A debate on Sprints' use of GSRs in its backbone expansion leads to criticism of UUNETs investment in Juniper and continued reliance on ATM. Finally at the end of September there was an interesting conversation between Sean Doran and Sean Donelan on the locality of traffic that backbones must deal with and consequently where aggregation should take place. On October 2 and 3rd Donelan also posted useful information about the validity of NOC contacts for 36 North American backbones.

A Look at the .us Domain, p.20

The .us domain is changing but it still is not commercially viable. Article to be concluded in December issue.

Editorial on NTIA Handling of the DNS NOI, pp. 21 -22, 24

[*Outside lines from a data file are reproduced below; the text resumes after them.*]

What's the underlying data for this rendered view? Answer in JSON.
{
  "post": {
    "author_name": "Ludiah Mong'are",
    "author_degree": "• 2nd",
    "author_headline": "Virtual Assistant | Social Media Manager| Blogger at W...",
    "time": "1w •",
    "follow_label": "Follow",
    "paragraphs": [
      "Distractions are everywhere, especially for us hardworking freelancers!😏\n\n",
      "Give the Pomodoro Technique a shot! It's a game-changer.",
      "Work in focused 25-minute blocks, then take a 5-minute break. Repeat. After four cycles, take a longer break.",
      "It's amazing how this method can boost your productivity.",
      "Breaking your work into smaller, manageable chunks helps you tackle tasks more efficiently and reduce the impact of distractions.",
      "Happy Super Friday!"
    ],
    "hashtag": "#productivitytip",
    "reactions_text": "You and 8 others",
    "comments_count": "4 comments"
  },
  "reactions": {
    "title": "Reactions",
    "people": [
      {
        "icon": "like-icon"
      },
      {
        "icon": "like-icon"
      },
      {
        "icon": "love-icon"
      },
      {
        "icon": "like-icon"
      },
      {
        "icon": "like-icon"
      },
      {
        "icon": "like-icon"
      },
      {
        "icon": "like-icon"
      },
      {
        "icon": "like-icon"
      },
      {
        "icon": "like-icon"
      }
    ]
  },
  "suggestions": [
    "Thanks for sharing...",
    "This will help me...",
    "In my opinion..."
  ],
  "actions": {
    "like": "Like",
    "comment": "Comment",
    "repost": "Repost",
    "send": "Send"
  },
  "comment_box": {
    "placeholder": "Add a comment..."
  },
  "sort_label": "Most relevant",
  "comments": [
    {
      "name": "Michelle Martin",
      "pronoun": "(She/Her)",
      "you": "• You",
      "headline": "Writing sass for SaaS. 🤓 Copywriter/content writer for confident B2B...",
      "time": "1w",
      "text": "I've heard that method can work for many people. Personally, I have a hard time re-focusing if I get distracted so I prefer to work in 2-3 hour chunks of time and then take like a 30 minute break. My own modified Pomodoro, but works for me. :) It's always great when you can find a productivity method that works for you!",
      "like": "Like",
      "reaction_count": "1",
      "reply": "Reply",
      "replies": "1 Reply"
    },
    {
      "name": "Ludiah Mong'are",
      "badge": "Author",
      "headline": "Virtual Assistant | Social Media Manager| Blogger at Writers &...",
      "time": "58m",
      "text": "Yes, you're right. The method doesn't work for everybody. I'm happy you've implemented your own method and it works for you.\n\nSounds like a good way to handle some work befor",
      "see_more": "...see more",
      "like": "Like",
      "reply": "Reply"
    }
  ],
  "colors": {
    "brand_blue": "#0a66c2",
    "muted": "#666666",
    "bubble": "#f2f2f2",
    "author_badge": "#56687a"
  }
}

After being established to deal with the "threat" that the IAHC effort on Domain Names was perceived to represent, the NTIA led task force is likely to endorse the IAHC process with some limited changes. This very strange change course in the direction of federal policy reflects a Brain Kahin and Mike Nelson policy draft that ignores much of the Congressional testimony from the end of September and misses the most fundamental issues of how to adopt domain reform with the least disruption possible to American stakeholders. Indeed, it is such a 180 degree turn in policy on the part of the administration that we wonder what could possibly motivate it. Noting that ITU secretary general Pekka Tarjanne has just stated in an interview that the ITU would indeed like to perform internet governance functions and might want to get involved in content, we wonder alound if the Administration believes that it can execute an end- run around Congress by asking the ITU to mandate key escrow encryptiion for member states who use the Internet.